Paula Rogo
Sep, 25, 2017

NASA has named its new $23 million research data center after Katherine Johnson, the pioneering NASA engineer whose life and achievements were profiled in the book and movie "Hidden Figures".

Johnson was a pioneering black female NASA engineer, the so-called “human computer”, that was key in helping calculate NASA’s space missions. Her contributions broke the glass ceiling for black women in NASA’s space program, an accomplishment that was recognized in 2015 when she was awarded the Presidential Medal of Freedom.

“You want my honest answer? I think they’re crazy,” she said in a pre-taped interview of her reaction when she first heard that NASA's new facility would be named The Katherine G. Johnson Computational Research Facility. 

“I was excited at something new, always liked something new,” she said. “But give credit to everybody who helped.
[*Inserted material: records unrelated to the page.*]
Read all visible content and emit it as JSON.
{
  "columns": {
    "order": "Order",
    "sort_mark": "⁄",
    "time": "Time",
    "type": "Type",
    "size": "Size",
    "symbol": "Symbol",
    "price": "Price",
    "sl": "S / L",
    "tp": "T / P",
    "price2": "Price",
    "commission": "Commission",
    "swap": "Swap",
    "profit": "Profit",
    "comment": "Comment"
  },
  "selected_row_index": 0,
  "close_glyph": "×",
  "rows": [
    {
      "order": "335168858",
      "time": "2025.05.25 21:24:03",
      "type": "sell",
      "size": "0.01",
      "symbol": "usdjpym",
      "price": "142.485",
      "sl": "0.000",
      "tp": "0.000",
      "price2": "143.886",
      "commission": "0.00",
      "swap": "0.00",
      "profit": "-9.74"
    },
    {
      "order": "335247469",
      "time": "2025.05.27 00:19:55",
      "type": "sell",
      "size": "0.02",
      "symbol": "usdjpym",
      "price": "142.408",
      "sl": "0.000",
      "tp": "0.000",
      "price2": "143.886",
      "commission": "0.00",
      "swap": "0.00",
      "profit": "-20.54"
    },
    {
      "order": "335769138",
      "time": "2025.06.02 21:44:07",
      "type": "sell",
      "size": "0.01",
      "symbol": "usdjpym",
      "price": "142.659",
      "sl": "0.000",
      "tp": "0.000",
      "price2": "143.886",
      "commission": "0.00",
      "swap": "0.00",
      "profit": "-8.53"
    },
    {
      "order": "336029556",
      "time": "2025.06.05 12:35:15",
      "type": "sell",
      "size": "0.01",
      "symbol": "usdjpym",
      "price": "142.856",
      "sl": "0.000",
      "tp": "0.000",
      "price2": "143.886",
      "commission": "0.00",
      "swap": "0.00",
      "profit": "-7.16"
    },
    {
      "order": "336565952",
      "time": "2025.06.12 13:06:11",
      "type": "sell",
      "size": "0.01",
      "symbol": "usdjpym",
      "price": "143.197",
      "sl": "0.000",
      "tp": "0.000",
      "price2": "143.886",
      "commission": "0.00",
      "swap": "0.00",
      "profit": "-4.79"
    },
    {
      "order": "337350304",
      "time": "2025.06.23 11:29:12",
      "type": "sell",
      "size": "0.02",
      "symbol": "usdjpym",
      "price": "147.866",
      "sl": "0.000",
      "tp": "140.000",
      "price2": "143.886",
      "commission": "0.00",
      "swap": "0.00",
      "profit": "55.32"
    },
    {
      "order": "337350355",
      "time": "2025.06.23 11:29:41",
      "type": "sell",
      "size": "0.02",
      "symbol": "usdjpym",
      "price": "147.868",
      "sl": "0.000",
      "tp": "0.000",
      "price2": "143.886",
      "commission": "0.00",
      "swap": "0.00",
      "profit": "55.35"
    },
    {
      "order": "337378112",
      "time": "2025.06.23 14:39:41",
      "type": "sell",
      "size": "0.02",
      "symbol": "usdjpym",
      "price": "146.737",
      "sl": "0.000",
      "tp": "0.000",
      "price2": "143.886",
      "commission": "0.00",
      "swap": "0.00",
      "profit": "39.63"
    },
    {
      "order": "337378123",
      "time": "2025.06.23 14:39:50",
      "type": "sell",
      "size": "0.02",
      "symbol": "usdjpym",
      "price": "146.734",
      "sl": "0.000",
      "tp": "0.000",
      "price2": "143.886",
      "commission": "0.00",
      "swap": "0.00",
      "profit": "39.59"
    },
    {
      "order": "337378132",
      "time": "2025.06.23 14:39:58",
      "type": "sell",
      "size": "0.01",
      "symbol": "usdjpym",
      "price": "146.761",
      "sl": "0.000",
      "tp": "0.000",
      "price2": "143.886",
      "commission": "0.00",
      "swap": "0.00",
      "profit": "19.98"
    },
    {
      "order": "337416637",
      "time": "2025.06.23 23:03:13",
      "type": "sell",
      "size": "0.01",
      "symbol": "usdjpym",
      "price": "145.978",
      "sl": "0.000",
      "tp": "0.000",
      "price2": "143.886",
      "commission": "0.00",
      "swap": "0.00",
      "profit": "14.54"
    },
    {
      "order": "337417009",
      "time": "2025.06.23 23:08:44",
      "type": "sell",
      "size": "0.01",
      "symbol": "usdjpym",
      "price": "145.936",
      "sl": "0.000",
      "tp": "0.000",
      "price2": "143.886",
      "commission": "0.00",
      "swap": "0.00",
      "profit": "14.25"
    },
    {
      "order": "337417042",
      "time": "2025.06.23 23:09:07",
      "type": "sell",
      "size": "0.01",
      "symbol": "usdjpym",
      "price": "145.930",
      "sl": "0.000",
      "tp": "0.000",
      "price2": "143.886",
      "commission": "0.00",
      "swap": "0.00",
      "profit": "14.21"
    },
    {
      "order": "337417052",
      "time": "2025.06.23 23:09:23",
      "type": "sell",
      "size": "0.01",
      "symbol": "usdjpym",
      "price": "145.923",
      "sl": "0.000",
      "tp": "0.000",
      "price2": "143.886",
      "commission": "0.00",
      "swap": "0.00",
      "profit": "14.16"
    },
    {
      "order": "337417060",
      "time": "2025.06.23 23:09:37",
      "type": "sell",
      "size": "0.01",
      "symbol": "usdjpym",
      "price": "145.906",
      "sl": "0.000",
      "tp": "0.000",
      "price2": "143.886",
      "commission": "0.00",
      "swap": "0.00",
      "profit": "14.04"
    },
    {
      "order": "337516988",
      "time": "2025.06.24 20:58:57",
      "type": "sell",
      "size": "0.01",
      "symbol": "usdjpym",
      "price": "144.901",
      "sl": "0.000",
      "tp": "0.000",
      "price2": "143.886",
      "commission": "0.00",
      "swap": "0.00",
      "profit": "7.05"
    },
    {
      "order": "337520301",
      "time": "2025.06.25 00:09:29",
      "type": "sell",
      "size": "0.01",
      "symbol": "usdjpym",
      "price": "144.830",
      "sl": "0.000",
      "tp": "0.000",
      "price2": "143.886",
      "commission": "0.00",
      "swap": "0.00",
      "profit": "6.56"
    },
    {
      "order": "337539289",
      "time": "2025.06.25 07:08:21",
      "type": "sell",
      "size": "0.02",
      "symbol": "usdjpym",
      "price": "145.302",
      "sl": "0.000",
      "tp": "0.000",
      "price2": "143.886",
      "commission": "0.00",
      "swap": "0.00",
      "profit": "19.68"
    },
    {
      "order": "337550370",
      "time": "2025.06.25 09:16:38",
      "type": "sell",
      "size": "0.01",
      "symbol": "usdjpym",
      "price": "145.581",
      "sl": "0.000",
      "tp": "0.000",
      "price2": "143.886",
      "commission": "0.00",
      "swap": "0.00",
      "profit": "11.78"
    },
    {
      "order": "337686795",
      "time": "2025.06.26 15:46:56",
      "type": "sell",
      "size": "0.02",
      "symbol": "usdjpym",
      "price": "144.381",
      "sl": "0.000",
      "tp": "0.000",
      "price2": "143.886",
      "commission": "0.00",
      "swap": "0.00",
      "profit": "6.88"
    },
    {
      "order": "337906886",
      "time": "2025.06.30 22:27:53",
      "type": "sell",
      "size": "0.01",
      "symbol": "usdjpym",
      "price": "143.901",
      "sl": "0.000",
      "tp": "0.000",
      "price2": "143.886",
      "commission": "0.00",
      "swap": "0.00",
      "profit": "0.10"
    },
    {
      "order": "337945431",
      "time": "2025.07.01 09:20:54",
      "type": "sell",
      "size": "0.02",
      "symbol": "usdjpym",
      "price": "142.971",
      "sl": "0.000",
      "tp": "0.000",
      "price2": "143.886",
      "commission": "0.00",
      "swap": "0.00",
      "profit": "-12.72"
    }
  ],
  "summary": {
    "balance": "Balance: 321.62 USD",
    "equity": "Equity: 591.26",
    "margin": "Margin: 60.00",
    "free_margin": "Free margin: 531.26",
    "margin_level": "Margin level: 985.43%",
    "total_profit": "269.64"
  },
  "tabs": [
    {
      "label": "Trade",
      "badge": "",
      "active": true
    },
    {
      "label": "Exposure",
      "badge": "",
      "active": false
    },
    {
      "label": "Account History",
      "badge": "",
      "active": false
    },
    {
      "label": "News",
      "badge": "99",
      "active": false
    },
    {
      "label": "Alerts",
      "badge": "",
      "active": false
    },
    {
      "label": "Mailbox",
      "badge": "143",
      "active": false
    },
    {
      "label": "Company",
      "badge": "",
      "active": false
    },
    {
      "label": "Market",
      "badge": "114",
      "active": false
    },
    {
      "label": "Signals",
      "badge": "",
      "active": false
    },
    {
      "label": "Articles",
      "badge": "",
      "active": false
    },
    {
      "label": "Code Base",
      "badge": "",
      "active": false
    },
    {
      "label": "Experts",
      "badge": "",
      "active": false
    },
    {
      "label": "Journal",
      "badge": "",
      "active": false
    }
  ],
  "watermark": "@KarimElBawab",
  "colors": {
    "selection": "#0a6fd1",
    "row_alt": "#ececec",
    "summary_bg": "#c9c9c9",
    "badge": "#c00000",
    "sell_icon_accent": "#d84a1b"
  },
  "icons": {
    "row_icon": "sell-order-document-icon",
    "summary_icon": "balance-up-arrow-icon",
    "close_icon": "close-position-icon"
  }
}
I didn’t do anything alone but try to go to the root of the question and succeeded there.”

Margot Lee Shetterly, the author of "Hidden Figures" was the keynote speaker this weekend at the ribbon-cutting ceremony for the Hampton, Va-based facility : “Telling your story has been an honor,” she said of the the now-99-year-old trailblazer. “Your work changed our history and your history has changed our future.”

Congratulations to Johnson!